But this morning my mindfulness practic wasn’t working because I had a headache. I stopped allowing myself to be in the moment. My feet and legs and hips hurt. My head hurt. I hated myself. I hated my life. I thought about my stupid head injury. I thought about past career failures and not going to work like other people I saw on the road at this hour of the morning. I punished myself by stomping along with an anquished expression. I didn’t wave to neighbors or talk to my dog. By the time I got home again I was suicidal!
I knew about mindfulness and tried to practice, but I couldn’t! Luckily, I sat down at my computer, turned on today’s Mindfulness Summit presentation, . . . and learned more about how to use mindfulness as a way to combat depression. Afterwards, both Google and The Mindfulness Summit directed me to a website, Mindful Noggin’, where I listened to a Ted Talk by Zindel Segal that brought it all together.
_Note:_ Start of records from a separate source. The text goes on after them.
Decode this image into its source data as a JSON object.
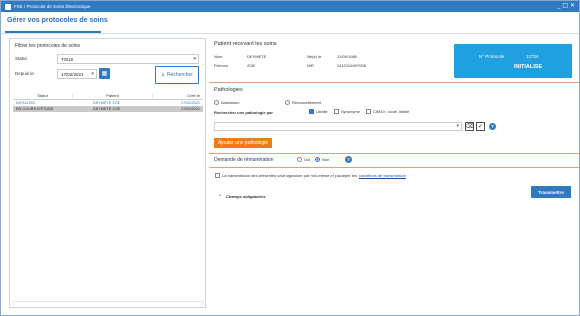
{
  "window": {
    "title": "FSE / Protocole de Soins Électronique",
    "controls": "_ □ ✕"
  },
  "tab": {
    "label": "Gérer vos protocoles de soins"
  },
  "filter": {
    "title": "Filtrer les protocoles de soins",
    "statut_label": "Statut",
    "statut_value": "TOUS",
    "depuis_label": "Depuis le",
    "depuis_value": "17/02/2021",
    "search_label": "Rechercher"
  },
  "table": {
    "headers": [
      "Statut",
      "Patient",
      "Créé le"
    ],
    "rows": [
      [
        "INITIALISE",
        "DEYMETE ZOE",
        "17/02/2021"
      ],
      [
        "EN COURS D'ÉTUDE",
        "DEYMETE ZOE",
        "17/02/2021"
      ]
    ]
  },
  "patient": {
    "title": "Patient recevant les soins",
    "nom_label": "Nom",
    "nom_value": "DEYMETE",
    "prenom_label": "Prénom",
    "prenom_value": "ZOE",
    "ne_label": "Né(e) le",
    "ne_value": "12/09/1980",
    "nir_label": "NIR",
    "nir_value": "1410104097008"
  },
  "protocole": {
    "num_label": "N° Protocole",
    "num_value": "12724",
    "status": "INITIALISE"
  },
  "pathologies": {
    "title": "Pathologies",
    "opt_admission": "Admission",
    "opt_renouvellement": "Renouvellement",
    "search_label": "Rechercher une pathologie par",
    "opt_libelle": "Libellé",
    "opt_synonyme": "Synonyme",
    "opt_cim10": "CIM10 : code, libellé",
    "add_button": "Ajouter une pathologie"
  },
  "remuneration": {
    "label": "Demande de rémunération",
    "opt_oui": "Oui",
    "opt_non": "Non"
  },
  "consent": {
    "text": "La transmission des présentes vaut signature par moi-même et j'accepte les",
    "link": "conditions de transmission"
  },
  "actions": {
    "transmettre": "Transmettre",
    "champs": "Champs obligatoires"
  },
  "colors": {
    "accent": "#2f7ac2",
    "orange": "#ef7a1a",
    "proto_bg": "#20a0e0"
  }
}
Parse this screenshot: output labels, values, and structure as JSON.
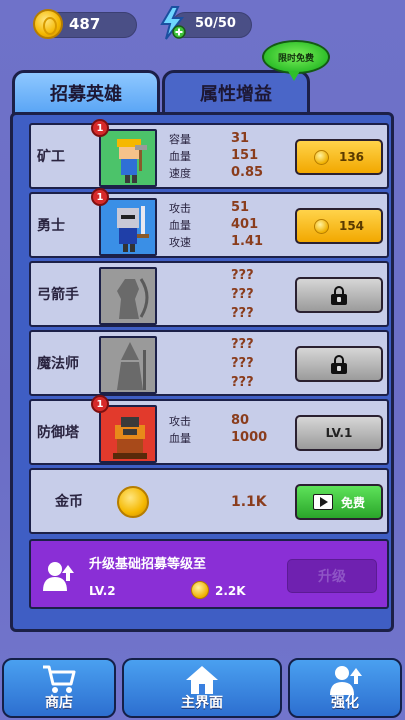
{
  "status": {
    "coins": "487",
    "energy": "50/50"
  },
  "tabs": {
    "recruit": "招募英雄",
    "attributes": "属性增益",
    "free_badge": "限时免费"
  },
  "rows": [
    {
      "name": "矿工",
      "badge": "1",
      "stats": [
        {
          "label": "容量",
          "value": "31"
        },
        {
          "label": "血量",
          "value": "151"
        },
        {
          "label": "速度",
          "value": "0.85"
        }
      ],
      "button": "136"
    },
    {
      "name": "勇士",
      "badge": "1",
      "stats": [
        {
          "label": "攻击",
          "value": "51"
        },
        {
          "label": "血量",
          "value": "401"
        },
        {
          "label": "攻速",
          "value": "1.41"
        }
      ],
      "button": "154"
    },
    {
      "name": "弓箭手",
      "unknown": [
        "???",
        "???",
        "???"
      ]
    },
    {
      "name": "魔法师",
      "unknown": [
        "???",
        "???",
        "???"
      ]
    },
    {
      "name": "防御塔",
      "badge": "1",
      "stats": [
        {
          "label": "攻击",
          "value": "80"
        },
        {
          "label": "血量",
          "value": "1000"
        }
      ],
      "button": "LV.1"
    },
    {
      "name": "金币",
      "amount": "1.1K",
      "button": "免费"
    }
  ],
  "upgrade": {
    "title": "升级基础招募等级至",
    "level": "LV.2",
    "cost": "2.2K",
    "button": "升级"
  },
  "nav": {
    "shop": "商店",
    "main": "主界面",
    "power": "强化"
  },
  "colors": {
    "background": "#6f72c9",
    "panel": "#3f5ec4",
    "row": "#c7cde9",
    "gold_button": "#f2a800",
    "upgrade_bg": "#8a2fd6",
    "nav": "#3a86e0"
  },
  "icons": {
    "coin": "coin-icon",
    "energy": "lightning-plus-icon",
    "lock": "lock-icon",
    "video": "video-play-icon",
    "cart": "shopping-cart-icon",
    "home": "home-icon",
    "upgrade_user": "user-upgrade-icon"
  }
}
Yes, I was on the right track.
I have been diagnosed with major depressive disorder in the past and my neuropsychiatrist has told me that, for me, depression is a chronic condition. Segal’s MBCT is intended to help folks like me live with the disease and avoid relapse. By using mindfulness this morning, I could have thoughtfully short-circuited my downward spiral toward depression, so it seems. My headache had triggered sadness and sadness had triggered my glum mood and self-hateful thoughts. If I had been able to notice it, really notice the tumble-down effect, I could have thrown a harness over that critter and slowed it down. I could have harnessed attention to my sadness for a ride toward self-care.
Segal suggested that I should have paid attention to my sad, aching feelings. As attention to them washed over me, mindfulness would rest on the present moment. The present moment path should have allowed me to balance my sad feelings with present moment feelings. (Listen to the Ted Talk for more on how the brain works through this.) I didn’t have to tumble into my animal instincts that wanted me to find a solution, eliminate the worry. Suicide! That would get rid of my headache . . . and my past.
It sounds silly and simplistic, doesn’t it? But my depressed moods have led me to that awful conclusion too many times before. Those neurons have fired and wired together for so long that it happens so fast. Can the present moment pathway be the cure, or at least the balance? Let’s hope so. I think so. I may have to buy The Mindful Way Workbook: An 8-Week Program to Free Yourself from Depression and Emotional Distress and mindfully work through it.
Continuing education credits are available to professionals who want to learn more and use mindfulness with clients.